Results – Risk
Participants that did not seek help also struggled to have appropriate amounts of risk within their portfolio. The risk distribution was the most inappropriate for those near retirement, which is scary considering the fact that those participants had the least amount of time to fix problems, if the additional risk created volatility issues, they were ill prepared to handle. According to the study about 60.5% of non-help participants had inappropriate levels of risk with about 2/3 of those individuals caring too much risk and 1/3 caring too little risk. The appropriate amount of risk was determined by using the applicable target date fund for their age and baselining their portfolio against the target date fund.

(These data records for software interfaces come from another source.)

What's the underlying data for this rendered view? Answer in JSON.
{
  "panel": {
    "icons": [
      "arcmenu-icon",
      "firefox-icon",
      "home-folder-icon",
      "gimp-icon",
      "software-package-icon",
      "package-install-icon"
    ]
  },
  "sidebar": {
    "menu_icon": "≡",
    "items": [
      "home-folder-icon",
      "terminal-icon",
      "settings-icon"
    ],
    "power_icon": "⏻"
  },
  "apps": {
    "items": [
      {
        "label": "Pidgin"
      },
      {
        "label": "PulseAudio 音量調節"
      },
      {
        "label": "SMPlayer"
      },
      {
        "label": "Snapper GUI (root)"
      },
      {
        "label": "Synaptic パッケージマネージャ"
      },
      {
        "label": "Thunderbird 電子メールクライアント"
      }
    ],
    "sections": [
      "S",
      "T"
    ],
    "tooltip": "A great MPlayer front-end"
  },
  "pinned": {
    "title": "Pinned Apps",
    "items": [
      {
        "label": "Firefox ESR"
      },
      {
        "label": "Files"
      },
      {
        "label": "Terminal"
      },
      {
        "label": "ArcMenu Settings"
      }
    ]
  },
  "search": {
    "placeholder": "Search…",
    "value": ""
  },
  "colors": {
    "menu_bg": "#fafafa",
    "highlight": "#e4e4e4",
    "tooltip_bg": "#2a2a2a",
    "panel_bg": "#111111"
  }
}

Results – Help Usage is Growing
During this study, of the 723,000 participants, about 1/3 of them were using some form of help, as outlined above, which was an improvement over the last time AON ran this study. 16.9% of the help given was through target date funds, 12.1% was through managed accounts and 5.4% was given through online advice. When viewing usage through the amount of assets dedicated to each level of help an interesting stat emerged. Only about 3.7% of assets were provided help through target date funds, while 15.2% were provided help through managed accounts and 11.4% through online advice. This basically showed, the more in assets that a participant had, the more complex their situation was and they were more likely to seek out help.
Whitaker-Myers Wealth Managers 401(k) Managed Account
My purpose for writing this article is twofold. First, just as I nearly twenty years ago, almost created a disastrous outcome for my brother-in-law and myself by trying to do something I was ill-prepared to manage myself, Whitaker-Myers Wealth Managers wants to ensure we consistently educate you on the ways your financial future can become more secure. Our firm mission statement says that we, “strive to have the heart of a teacher, so that we can empower and equip people with the knowledge and tools they need to be able to achieve their goals and feel confident about their financial future.”
Second purpose being, in March of 2022, we rolled our ability to help our clients manage their 401(k) plans, regardless of where they’re held, through a third-party technology firm, that provides us compliant access to your company held plan, for investment management purposes only! Want us to change your beneficiary, contribution rate, personal information or Roth vs. per-tax allocations on the plan? We can’t do that. However, if you’d like us to be able to make changes to your investment strategy, use our technology firms risk management software to daily watch the portfolio for drift within the investment strategy, be notified when your plan makes investment changes and rebalance the portfolio on a consistent basis, which has proven to manage risk and add return, this service is for you. Reach out to your Whitaker-Myers Financial Advisor today to learn more and begin allowing us to service your 401(k) account.
Watch this video of my friend Dave Ramsey discussing what the number one mistake people make, when hiring a Financial Advisor.
Making it better – every day!
Author: John-Mark Young